- Filter By :
- Polity & Governance
- International Relations
- Social Justice
Q. ‘There has been a shift in India’s Tibet Policy.’ Discuss the statement in the event of increasing tensions between India and China. (250 Words)10 Aug, 2021 GS Paper 2 International Relations
- Introduce by writing about the increasing tensions between India and China.
- Discuss India’s tibet policy and recent trends and challenges associated with it.
- Give a way forward.
Recently, there has been an increased tension in the India-China relations, due to the Chinese transgressions into Indian territory, across the disputed Line of Actual Control (LAC) in Ladakh.
This has led to a rise in the intensity of troop concentration, which has aggravated the current face-off in eastern Ladakh becoming a bigger military confrontation.
Background of India’s Tibet Policy
- For centuries, Tibet was India’s actual neighbour, as most of India’s boundaries and the LAC is with the Tibetan Autonomous Region, and not the rest of China.
- After China’s full accession of Tibet in 1950, the McMahon line divided the two countries.
- In 1954, India signed an agreement with China, agreeing to recognize Tibet as “Tibet region of China”.
- In 1959, following the Tibetan uprising, the Dalai Lama (spiritual leader of Tibetan people) and many of his followers fled to India.
- The then Indian government gave him and Tibetan refugees shelter, and helped in setting up the Tibetan government in exile.
- The official Indian policy is that the Dalai Lama is a spiritual leader, and the Tibetan community in India, with more than a lakh exiles, is not allowed to undertake any political activity.
Shift in India’s Tibet Policy
- The shift in the Tibet policy, earmarks the Indian government actively managing with the Dalai Lama in public forums. For Example,
- In 2014, Prime Minister of India (PM) had invited the head of the Tibetan government in exile in India, Lobsang Sangay, to his swearing in ceremony.
- Recently, the Prime Minister of India (PM) wished the Dalai Lama in the first such public acknowledgement since 2013, the first time as PM.
- India celebrated the Dalai Lama's birthday. Some Chinese nationals protested against the celebration of the birthday of the Dalai Lama in India.
Challenges Associated with India’s Approach to Tibet Policy
- Changes in Tibetan Demography: Over the past few decades, China is promoting people from mainland China to migrate into Tibet.
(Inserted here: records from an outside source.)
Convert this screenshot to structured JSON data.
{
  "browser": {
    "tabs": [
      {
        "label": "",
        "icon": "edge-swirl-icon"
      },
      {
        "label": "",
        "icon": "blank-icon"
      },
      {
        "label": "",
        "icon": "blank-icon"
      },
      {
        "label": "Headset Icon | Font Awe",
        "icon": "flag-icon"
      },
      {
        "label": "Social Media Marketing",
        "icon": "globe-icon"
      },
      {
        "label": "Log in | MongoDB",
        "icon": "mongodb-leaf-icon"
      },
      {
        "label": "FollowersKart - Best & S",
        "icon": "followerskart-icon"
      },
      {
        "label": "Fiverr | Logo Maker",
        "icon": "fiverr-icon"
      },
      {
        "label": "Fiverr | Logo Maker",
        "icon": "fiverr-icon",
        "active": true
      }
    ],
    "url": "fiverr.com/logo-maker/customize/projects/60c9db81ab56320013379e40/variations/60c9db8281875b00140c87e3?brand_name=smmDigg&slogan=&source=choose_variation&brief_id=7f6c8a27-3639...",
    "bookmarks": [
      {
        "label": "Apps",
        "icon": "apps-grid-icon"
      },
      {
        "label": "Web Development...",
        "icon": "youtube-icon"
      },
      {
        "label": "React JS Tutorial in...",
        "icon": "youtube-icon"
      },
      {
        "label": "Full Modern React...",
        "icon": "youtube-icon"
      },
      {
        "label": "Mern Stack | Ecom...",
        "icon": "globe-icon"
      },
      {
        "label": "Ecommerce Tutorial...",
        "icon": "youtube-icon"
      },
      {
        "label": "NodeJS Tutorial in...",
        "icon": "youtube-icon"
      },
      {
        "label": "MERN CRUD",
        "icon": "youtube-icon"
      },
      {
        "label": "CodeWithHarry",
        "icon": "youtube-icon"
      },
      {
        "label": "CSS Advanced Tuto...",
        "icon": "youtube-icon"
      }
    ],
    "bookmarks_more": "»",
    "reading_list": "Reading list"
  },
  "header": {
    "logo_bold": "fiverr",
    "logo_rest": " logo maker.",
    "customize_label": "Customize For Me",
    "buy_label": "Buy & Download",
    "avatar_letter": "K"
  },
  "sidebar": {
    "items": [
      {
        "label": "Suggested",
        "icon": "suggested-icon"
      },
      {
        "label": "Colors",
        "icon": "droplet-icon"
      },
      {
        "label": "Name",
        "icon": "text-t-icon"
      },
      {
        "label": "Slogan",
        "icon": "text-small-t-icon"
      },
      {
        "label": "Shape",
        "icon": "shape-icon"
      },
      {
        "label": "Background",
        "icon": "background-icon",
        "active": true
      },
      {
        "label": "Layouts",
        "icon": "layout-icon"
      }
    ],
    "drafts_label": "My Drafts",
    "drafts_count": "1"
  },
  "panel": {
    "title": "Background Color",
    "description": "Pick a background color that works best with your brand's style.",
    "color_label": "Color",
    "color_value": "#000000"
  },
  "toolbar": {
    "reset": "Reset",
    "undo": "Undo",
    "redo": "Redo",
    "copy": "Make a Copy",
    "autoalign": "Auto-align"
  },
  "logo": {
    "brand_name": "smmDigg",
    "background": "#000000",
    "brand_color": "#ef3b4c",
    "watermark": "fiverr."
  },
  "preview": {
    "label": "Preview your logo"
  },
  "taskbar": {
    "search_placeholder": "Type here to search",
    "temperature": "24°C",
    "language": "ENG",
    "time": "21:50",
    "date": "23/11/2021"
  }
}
- China is increasing suppression of the Tibetan populations’ links to the Dalai Lama and pouring in investment, infrastructure projects in the region.
- Tibetans Against Each Other: As India-China tensions grow and turn violent after the Galwan valley clash, China has begun to raise Tibetan Militia groups.
- Further, the Indian Army trains the Tibetan Special Frontier Force, which could lead to Tibetans fighting each other in the future.
- Issue of Tibetan Citizenship: The Indian government doesn’t give citizenship to Tibetans born in India after the cut-off year of 1987.
- This has created a sense of dissatisfaction amongst the youth of the Tibetan community.
- Further, in the past few years, the US has also increased its role, by accepting more Tibetan refugees. This will impact India’s role as a sole entity arguing about the future of Tibetian refugee.
- There’s Chinese dams on the upper riparian areas of the Brahmaputra, and construction of Tibetan villages along the LAC which can prove to be a future flashpoint.
- Question of Dalai Lama’s Succession: The 86 years old Dalai Lama is not only the spiritual leader, but the political leader of the community worldwide.
- China has made it clear it intends to announce its own Dalai Lama and try to control the succession.
India currently has an executive policy (not a law) on Tibetans in India. While the current policy was a significant development for Tibetans' welfare in India, it is devoid of legal backing on core issues of Tibet.
It is high time now that India should also adopt a more assertive stand on the Tibet issue in dealing with China.
Further, India should avoid a situation where it has a young and restive Tibetan population that resides in India, but looks outside of India for its leadership and command structure after the Dalai Lama has passed.
To get PDF version, Please click on "Print PDF" button.Print PDF